      I'm not having trouble with handling the GPU resources, but more so with how the resources should be defined and used in the system (materials, models, etc).
      This is my plan now, I've implemented most of it except for the XML parts and factories and those are the ones I'm not sure of at all:
      I have these classes:
      For GPU resources:
      Geometry: holds and manages everything needed to render a geometry: VAO, VBO, EBO. Texture: holds and manages a texture which is loaded into the GPU. Shader: holds and manages a shader which is loaded into the GPU. For assets relying on GPU resources:
      Material: holds a shader resource, multiple texture resources, as well as uniform settings. Mesh: holds a geometry and a material. Model: holds multiple meshes, possibly in a tree structure to more easily support skinning later on? For handling GPU resources:
      ResourceCache<T>: T can be any resource loaded into the GPU. It owns these resources and only hands out handles to them on request (currently string identifiers are used when requesting handles, but all resources are stored in a vector and each handle only contains resource's index in that vector) Resource<T>: The handles given out from ResourceCache. The handles are reference counted and to get the underlying resource you simply deference like with pointers (*handle).  
      And my plan is to define everything into these XML documents to abstract away files:
      Resources.xml for ref-counted GPU resources (geometry, shaders, textures) Resources are assigned names/ids and resource files, and possibly some attributes (what vertex attributes does this geometry have? what vertex attributes does this shader expect? what uniforms does this shader use? and so on) Are reference counted using ResourceCache<T> Assets.xml for assets using the GPU resources (materials, meshes, models) Assets are not reference counted, but they hold handles to ref-counted resources. References the resources defined in Resources.xml by names/ids. The XMLs are loaded into some structure in memory which is then used for loading the resources/assets using factory classes:
      Factory classes for resources:

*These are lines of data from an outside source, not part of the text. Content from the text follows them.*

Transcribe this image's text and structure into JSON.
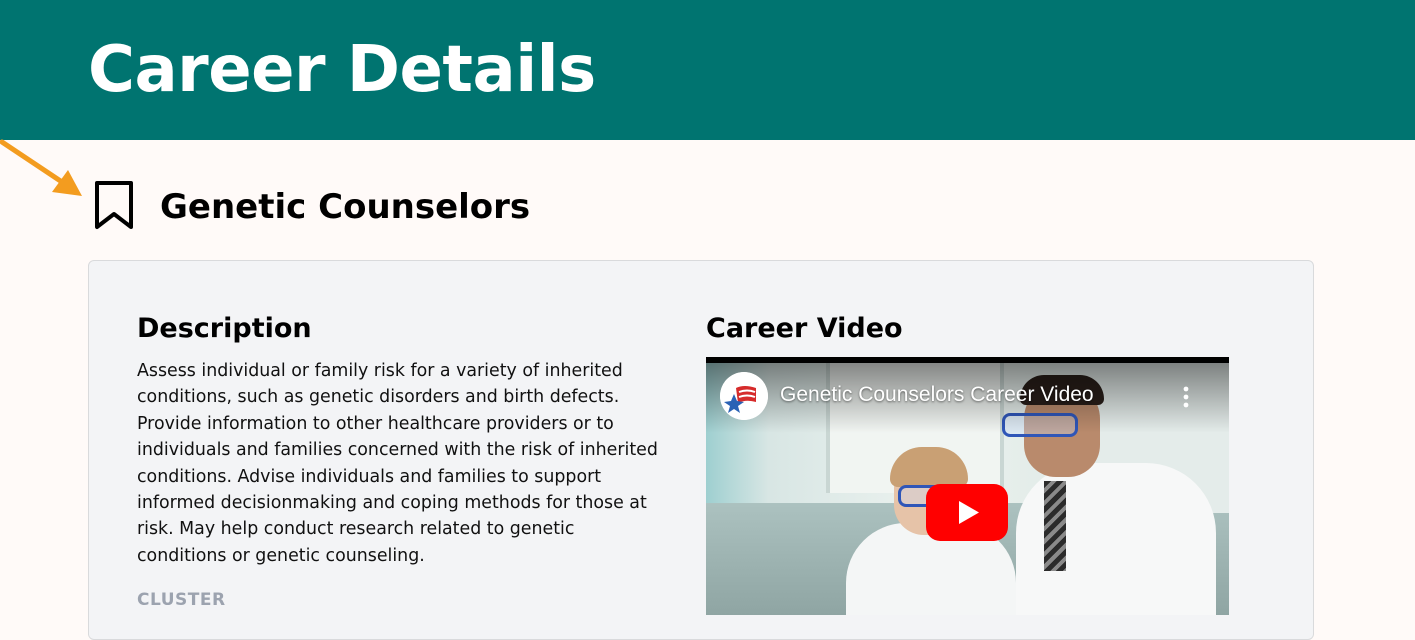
{
  "header": {
    "title": "Career Details"
  },
  "career": {
    "name": "Genetic Counselors"
  },
  "description": {
    "heading": "Description",
    "text": "Assess individual or family risk for a variety of inherited conditions, such as genetic disorders and birth defects. Provide information to other healthcare providers or to individuals and families concerned with the risk of inherited conditions. Advise individuals and families to support informed decisionmaking and coping methods for those at risk. May help conduct research related to genetic conditions or genetic counseling.",
    "cluster_label": "CLUSTER"
  },
  "video": {
    "heading": "Career Video",
    "title": "Genetic Counselors Career Video"
  },
  "colors": {
    "banner": "#007470",
    "page_bg": "#fffaf8",
    "card_bg": "#f3f4f6",
    "arrow": "#f39c1f",
    "play_red": "#ff0000"
  }
}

      For example, a texture factory could contain the texture definitions from the XML containing data about textures in the game, as well as a cache containing all loaded textures. This means it has mappings from each name/id to a file and when asked to load a texture with a name/id, it can look up its path and use a "BinaryLoader" to either load the file and create the resource directly, or asynchronously load the file's data into a queue which then can be read from later to create the resources synchronously in the GL context. These factories only return handles.
      Factory classes for assets:
      Much like for resources, these classes contain the definitions for the assets they can load. For example, with the definition the MaterialFactory will know which shader, textures and possibly uniform a certain material has, and with the help of TextureFactory and ShaderFactory, it can retrieve handles to the resources it needs (Shader + Textures), setup itself from XML data (uniform values), and return a created instance of requested material. These factories return actual instances, not handles (but the instances contain handles).
      Is this a good or commonly used approach? Is this going to bite me in the ass later on? Are there other more preferable approaches? Is this outside of the scope of a 3d renderer and should be on the engine side? I'd love to receive and kind of advice or suggestions!
    • By nedondev
      I 'm learning how to create game by using opengl with c/c++ coding, so here is my fist game. In video description also have game contain in Dropbox. May be I will make it better in future.
  • Popular Now